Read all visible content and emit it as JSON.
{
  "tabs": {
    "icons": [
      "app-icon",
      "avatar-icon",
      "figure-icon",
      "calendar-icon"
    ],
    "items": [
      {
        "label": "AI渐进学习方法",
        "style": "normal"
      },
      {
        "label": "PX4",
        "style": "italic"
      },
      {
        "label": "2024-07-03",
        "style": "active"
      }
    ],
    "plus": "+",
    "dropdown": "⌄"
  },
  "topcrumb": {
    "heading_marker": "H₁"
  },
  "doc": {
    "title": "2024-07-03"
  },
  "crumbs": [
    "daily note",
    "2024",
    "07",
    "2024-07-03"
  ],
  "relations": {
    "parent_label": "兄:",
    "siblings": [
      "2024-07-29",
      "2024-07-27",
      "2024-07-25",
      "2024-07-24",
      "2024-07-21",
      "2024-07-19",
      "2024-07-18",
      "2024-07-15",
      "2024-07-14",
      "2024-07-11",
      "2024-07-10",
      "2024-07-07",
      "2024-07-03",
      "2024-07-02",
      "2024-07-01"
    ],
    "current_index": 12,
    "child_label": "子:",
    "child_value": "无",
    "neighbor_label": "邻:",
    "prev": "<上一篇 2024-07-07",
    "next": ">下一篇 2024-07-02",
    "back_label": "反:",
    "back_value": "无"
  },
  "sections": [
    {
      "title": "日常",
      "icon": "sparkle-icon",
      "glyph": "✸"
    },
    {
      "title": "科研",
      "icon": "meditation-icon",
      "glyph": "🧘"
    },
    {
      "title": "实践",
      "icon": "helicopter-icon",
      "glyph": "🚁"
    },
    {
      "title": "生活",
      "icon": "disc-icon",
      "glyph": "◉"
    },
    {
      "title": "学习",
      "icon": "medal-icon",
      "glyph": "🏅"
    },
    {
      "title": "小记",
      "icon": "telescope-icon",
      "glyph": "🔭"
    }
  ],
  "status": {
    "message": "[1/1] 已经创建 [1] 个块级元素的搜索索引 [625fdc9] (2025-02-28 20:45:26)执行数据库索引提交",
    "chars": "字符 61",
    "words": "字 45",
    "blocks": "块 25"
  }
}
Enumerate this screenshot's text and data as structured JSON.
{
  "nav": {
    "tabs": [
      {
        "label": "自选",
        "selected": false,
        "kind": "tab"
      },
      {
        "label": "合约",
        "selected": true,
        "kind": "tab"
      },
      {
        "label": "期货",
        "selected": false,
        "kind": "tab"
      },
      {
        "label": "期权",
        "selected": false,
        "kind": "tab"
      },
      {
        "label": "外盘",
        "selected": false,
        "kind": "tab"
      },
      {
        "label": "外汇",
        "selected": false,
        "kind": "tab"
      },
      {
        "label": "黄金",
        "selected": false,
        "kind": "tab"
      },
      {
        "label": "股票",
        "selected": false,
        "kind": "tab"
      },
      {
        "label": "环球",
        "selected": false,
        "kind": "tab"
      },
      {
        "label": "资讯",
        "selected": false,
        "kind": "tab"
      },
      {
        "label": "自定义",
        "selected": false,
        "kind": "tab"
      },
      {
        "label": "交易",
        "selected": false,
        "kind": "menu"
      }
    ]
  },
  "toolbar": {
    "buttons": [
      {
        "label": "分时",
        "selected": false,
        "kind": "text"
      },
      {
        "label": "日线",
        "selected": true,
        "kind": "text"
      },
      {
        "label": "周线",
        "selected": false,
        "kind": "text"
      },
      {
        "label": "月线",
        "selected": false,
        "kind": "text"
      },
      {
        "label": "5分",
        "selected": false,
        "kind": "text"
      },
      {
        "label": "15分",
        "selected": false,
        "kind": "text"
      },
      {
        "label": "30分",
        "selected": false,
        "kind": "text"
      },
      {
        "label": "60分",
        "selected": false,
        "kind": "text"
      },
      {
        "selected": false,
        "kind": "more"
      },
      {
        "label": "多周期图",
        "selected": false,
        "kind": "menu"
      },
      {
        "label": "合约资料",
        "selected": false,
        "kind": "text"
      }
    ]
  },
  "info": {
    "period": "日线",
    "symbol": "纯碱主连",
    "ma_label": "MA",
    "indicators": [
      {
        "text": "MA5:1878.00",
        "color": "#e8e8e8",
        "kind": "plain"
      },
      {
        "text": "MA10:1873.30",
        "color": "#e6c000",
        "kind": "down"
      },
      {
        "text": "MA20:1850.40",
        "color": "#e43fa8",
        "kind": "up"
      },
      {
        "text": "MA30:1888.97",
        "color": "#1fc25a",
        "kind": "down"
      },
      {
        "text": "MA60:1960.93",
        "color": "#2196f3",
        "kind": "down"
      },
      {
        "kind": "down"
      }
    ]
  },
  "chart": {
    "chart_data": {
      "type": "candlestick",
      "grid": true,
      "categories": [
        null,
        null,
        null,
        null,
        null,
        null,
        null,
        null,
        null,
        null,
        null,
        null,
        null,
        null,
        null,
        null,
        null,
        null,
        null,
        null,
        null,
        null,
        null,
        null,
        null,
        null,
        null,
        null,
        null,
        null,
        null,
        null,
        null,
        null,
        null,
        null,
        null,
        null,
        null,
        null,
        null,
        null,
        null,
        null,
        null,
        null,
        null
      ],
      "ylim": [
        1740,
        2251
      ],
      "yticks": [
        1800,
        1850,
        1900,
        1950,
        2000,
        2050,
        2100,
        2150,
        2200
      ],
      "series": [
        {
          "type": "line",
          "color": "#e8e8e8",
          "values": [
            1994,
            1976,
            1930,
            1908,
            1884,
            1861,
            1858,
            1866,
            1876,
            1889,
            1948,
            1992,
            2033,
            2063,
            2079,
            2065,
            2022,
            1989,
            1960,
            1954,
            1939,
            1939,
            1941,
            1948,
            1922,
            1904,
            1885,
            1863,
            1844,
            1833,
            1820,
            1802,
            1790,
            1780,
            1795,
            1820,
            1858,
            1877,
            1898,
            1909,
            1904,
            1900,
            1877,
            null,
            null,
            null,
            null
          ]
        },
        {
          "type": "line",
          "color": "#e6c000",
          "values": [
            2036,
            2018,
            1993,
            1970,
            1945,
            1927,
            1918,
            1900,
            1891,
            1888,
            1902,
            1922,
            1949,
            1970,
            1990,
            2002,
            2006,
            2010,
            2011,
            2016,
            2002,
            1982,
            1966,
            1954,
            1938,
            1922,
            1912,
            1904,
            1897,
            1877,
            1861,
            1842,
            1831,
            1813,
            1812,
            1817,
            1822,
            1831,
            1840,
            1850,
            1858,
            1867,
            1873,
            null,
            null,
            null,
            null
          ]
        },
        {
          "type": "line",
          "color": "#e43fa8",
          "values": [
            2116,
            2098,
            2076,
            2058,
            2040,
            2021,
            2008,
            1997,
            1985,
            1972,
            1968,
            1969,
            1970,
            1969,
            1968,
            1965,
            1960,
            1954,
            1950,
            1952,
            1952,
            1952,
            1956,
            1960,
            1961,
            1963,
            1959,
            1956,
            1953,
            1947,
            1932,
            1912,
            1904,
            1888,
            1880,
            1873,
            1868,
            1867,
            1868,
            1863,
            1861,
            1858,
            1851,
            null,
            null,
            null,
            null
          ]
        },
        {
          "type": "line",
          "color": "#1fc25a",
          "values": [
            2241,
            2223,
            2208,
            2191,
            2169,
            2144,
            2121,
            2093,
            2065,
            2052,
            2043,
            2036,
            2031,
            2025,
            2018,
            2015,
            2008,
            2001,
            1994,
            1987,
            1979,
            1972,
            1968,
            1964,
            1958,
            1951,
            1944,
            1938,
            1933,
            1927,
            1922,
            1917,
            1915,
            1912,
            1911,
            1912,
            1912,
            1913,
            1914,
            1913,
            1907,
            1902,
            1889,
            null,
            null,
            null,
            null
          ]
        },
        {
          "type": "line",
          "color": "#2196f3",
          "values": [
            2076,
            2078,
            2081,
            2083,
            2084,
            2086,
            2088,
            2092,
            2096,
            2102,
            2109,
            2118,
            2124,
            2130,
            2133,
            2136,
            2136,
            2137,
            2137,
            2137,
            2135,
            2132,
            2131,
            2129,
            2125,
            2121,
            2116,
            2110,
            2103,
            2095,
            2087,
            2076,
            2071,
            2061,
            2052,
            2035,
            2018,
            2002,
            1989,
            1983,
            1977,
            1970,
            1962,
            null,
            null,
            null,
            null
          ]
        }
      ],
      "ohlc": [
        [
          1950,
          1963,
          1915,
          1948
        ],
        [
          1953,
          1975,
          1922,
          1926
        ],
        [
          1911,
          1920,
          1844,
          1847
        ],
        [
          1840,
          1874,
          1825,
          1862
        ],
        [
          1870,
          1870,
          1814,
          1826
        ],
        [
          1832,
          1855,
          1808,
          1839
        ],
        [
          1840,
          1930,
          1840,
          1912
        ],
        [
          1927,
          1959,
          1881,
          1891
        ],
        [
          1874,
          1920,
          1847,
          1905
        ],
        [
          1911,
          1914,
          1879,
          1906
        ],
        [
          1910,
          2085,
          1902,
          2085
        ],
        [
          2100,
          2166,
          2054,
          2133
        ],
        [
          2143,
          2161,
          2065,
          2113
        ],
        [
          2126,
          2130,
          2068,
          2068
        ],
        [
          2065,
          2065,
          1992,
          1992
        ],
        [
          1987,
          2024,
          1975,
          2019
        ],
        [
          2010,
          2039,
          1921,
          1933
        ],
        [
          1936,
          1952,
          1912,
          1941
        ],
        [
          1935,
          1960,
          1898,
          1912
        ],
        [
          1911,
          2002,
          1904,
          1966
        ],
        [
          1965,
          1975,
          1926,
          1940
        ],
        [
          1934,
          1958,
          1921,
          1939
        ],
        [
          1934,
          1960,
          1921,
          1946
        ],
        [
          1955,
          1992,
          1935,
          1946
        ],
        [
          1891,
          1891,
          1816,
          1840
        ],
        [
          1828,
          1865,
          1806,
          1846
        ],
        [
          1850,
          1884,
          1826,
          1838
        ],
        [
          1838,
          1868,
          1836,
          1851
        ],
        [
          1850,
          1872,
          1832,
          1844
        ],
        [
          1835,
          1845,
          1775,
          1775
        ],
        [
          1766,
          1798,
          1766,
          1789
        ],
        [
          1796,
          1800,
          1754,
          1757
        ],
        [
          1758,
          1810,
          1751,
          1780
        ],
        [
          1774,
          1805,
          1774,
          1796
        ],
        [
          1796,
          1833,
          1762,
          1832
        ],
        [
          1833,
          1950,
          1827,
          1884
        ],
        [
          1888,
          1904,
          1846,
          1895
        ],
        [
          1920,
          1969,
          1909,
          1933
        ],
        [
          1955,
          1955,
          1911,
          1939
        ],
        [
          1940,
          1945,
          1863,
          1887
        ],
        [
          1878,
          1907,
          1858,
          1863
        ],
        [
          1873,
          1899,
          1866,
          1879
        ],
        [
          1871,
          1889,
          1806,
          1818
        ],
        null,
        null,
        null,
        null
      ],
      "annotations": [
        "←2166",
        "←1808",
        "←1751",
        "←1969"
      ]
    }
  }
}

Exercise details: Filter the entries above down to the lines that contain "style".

Result of the task:
        "style": "normal"
        "style": "italic"
        "style": "active"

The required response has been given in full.